>: I don't think any of us see our post-docs as low-paid entry
>: level jobs. Far from it. It is all too clear these are jobs with NO
I have a question for Alice, and the others who are posting; how is your
current situation (post-doc, perception of the future in science) different
from what you expected? If it's not what you expected, how is it different?
This information might be useful to young graduate students listening
to these posts.
Science is a high pressure profession, and I was aware
of that, certainly from the period when I was in graduate school (if
not before). I knew that scientists were not well paid, and that post-docs
were not well paid. I knew that there was no guarantee of an academic
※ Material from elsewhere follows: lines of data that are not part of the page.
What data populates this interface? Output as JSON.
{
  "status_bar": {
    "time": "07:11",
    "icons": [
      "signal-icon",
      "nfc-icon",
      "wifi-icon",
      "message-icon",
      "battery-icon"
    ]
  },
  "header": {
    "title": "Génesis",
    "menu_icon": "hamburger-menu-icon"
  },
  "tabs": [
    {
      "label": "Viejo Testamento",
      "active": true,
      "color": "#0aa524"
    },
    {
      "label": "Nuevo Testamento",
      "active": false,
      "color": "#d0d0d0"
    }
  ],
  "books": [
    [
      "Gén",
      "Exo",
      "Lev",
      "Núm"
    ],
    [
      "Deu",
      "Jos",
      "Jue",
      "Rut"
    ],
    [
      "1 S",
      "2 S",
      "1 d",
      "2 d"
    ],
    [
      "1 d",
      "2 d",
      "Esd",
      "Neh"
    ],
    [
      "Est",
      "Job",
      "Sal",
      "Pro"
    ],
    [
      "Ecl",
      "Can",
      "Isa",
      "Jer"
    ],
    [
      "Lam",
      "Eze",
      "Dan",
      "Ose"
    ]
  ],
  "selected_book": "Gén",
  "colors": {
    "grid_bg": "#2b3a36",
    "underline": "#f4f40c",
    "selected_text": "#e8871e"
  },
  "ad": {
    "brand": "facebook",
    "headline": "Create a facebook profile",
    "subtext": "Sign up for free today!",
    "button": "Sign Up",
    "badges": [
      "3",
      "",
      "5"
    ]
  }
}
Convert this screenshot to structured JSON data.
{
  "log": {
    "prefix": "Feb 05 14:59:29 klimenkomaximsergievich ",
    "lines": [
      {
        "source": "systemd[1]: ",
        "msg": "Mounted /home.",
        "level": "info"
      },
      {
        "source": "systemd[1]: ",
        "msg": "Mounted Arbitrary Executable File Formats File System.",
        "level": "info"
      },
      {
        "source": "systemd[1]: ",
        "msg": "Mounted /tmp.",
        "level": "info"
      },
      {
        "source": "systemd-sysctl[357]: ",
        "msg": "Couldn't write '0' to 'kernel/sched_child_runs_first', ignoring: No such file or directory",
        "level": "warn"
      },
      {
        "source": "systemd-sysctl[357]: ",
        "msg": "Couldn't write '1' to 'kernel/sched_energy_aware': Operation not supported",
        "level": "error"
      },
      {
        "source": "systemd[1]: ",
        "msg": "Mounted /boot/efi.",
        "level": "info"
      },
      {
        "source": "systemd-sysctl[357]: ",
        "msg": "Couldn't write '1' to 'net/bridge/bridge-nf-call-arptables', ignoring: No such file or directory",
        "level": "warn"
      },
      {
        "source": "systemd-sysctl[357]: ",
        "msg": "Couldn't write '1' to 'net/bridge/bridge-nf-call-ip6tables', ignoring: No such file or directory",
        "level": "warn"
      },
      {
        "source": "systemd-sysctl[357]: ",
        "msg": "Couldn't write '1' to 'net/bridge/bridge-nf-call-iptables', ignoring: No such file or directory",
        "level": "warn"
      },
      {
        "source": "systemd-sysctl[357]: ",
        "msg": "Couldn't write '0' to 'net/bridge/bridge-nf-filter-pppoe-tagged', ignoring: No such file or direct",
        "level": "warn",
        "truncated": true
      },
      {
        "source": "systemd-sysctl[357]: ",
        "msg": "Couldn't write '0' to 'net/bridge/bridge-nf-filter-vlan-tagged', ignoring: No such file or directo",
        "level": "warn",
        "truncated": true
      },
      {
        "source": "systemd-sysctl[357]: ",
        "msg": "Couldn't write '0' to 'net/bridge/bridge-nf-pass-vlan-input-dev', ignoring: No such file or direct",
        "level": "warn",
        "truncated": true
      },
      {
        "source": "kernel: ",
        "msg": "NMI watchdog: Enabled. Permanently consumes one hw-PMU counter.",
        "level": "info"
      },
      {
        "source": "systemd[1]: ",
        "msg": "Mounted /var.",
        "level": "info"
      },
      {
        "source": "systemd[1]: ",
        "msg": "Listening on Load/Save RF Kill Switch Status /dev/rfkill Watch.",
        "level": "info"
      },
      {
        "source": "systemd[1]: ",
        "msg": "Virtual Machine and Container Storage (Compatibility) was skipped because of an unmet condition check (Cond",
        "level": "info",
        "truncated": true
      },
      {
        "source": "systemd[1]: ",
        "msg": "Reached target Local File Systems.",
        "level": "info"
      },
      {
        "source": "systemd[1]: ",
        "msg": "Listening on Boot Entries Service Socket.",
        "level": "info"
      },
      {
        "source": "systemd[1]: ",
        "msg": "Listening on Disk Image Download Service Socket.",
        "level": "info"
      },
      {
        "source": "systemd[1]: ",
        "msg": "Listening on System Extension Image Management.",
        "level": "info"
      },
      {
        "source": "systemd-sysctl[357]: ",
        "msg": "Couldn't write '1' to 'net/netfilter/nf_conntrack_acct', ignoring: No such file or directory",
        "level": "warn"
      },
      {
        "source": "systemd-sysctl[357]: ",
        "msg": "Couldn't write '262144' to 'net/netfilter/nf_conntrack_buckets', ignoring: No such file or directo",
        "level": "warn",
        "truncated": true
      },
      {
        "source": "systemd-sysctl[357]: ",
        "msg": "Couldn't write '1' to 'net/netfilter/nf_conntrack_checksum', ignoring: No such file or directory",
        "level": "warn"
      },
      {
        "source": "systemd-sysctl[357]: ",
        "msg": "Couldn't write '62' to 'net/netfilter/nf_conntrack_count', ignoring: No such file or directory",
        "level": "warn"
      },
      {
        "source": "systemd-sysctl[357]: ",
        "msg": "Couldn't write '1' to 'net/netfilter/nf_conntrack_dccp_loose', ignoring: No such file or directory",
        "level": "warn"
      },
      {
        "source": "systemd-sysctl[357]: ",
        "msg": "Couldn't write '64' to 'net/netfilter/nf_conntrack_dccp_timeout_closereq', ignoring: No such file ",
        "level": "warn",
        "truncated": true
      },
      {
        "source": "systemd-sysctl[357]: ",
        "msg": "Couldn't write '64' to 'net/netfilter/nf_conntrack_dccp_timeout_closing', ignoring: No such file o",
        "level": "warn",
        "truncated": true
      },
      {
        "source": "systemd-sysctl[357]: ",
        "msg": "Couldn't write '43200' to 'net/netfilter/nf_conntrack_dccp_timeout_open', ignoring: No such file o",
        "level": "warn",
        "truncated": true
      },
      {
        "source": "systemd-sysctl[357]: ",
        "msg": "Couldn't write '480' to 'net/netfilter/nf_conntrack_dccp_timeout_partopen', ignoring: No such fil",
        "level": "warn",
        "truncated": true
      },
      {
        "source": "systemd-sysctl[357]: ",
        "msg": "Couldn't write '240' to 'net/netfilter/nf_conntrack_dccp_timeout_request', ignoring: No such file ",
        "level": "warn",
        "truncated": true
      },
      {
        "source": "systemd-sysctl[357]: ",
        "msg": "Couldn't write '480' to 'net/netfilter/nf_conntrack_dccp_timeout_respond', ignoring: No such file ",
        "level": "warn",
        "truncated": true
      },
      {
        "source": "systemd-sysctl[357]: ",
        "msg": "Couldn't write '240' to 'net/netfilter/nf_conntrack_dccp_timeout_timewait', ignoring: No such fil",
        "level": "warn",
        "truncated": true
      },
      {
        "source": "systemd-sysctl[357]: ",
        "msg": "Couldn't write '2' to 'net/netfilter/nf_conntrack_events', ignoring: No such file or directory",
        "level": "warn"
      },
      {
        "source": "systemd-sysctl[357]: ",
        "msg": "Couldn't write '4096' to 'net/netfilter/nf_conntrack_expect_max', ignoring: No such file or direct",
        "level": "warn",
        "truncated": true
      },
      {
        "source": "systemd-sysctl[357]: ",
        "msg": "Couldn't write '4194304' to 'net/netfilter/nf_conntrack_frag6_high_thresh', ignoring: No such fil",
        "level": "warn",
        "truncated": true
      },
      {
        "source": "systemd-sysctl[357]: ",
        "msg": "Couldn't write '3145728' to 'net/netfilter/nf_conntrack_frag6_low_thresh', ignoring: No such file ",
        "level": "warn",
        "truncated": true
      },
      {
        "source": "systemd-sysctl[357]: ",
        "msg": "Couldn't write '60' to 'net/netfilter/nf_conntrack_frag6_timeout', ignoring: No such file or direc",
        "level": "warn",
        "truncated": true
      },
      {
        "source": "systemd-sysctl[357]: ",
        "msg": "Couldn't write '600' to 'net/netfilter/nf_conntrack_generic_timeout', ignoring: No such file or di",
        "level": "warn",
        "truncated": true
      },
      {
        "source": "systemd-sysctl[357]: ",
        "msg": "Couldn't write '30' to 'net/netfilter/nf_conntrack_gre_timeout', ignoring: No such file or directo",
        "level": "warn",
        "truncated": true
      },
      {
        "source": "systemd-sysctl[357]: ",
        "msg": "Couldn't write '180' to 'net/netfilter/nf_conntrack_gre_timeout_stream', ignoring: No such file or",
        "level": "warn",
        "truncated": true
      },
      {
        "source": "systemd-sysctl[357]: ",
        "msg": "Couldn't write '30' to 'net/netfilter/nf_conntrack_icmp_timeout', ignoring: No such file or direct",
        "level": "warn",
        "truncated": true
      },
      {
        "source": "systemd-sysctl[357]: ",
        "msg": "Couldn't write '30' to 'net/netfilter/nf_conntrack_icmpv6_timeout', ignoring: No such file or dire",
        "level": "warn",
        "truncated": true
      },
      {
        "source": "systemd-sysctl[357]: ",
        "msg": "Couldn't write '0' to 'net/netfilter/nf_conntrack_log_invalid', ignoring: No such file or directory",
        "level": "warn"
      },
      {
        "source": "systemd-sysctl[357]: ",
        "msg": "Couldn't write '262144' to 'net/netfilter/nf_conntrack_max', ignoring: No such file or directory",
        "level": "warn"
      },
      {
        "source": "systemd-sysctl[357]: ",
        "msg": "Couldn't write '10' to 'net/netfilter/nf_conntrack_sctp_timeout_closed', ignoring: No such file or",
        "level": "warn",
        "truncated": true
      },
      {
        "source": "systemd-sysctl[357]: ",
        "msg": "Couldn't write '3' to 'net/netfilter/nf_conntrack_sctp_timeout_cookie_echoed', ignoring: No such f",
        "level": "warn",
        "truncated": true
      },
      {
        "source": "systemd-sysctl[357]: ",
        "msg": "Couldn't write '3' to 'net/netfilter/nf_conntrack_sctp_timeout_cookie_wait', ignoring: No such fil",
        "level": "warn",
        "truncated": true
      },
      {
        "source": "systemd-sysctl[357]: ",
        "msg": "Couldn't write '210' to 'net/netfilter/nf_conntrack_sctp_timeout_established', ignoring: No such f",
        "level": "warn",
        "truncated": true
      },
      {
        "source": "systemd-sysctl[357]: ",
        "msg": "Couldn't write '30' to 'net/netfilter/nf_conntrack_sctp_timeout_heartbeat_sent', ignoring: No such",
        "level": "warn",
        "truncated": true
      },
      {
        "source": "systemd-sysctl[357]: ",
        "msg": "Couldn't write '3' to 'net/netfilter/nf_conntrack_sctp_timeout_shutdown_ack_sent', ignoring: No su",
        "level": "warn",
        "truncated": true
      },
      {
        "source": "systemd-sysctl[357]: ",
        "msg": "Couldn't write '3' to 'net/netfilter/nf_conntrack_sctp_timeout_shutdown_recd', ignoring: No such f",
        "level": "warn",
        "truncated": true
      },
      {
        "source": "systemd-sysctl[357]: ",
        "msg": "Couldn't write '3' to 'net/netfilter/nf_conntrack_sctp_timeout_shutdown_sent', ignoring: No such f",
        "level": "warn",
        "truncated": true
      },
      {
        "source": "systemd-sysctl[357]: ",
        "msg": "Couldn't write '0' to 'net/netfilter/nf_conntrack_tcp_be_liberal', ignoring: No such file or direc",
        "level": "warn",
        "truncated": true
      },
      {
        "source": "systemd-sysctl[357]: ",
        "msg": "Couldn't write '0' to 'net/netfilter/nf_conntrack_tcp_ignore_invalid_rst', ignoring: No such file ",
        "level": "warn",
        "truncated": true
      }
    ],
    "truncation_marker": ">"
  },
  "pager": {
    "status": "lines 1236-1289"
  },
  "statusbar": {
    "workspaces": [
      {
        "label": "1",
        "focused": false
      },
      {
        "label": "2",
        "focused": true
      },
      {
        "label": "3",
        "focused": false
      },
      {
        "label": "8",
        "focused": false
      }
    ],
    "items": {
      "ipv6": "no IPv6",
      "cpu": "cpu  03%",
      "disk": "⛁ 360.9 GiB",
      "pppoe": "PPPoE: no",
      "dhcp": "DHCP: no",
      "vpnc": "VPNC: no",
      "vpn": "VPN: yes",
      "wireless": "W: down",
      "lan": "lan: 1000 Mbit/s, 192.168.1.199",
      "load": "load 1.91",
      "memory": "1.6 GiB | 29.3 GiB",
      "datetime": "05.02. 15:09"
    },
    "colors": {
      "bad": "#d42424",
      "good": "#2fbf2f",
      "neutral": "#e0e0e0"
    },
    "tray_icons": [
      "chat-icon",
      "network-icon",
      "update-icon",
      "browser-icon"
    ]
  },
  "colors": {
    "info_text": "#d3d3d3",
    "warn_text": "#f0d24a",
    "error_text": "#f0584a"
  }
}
tenure track position, and that even those in tenure track positions
had to fight hard for funding, and continuing their research.
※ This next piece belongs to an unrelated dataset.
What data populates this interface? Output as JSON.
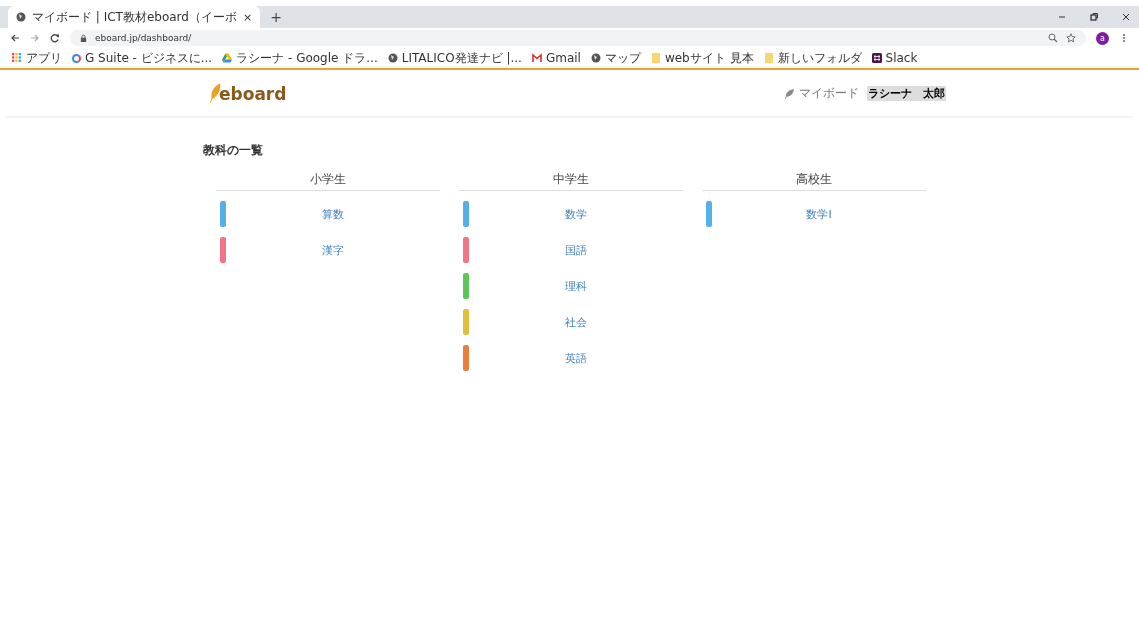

But, I am also in a field where I _do_ get to chase butterflies, where
my advisors get to chase butterflies. If the powers that be stop letting
me chase butterflies [Alice, thanks for the allusion to chasing butterflies;
I recently went to a garden, and watched hundreds of butterflies flitting,
and realize it is a very apt analogy for what I enjoy about doing
science], I hope that I can find another paying job that I don't hate.
But I don't think I'll regret the years I spent getting to do this. And,
lest something think that I am a naive graduate student who has only
invested a year of my life, I am a post-doc, and have many years invested
in doing science, but I have _enjoyed_ what I've done, not seen it as dues
to pay for the future.
I have learned a few new things as I've "grown up", including one that
Julia Frugoli mentioned -- that is that you probably need to be in the
top 1% these days, rather than in the top 10% to get a tenure track
position, especially if you have any limits on your flexibility
imposed by family, other requirements. Another is the surprising number of
institutions that require that "professors" fund a large part of their
salary through outside research grants. These are things I think I was
unaware of, but most of the rest has been what I expected. I mentioned
to one of my advisors that many institutions require 50% of your salary
support to come from outside sources these days, and he was surprised!
Bharathi Jagadeesh/bjag at ln.nimh.nih.gov
Lab of Neuropsychology, NIMH
Building 49, Room 1b80
Bethesda, Maryland 20892
(312) 496-5625 x270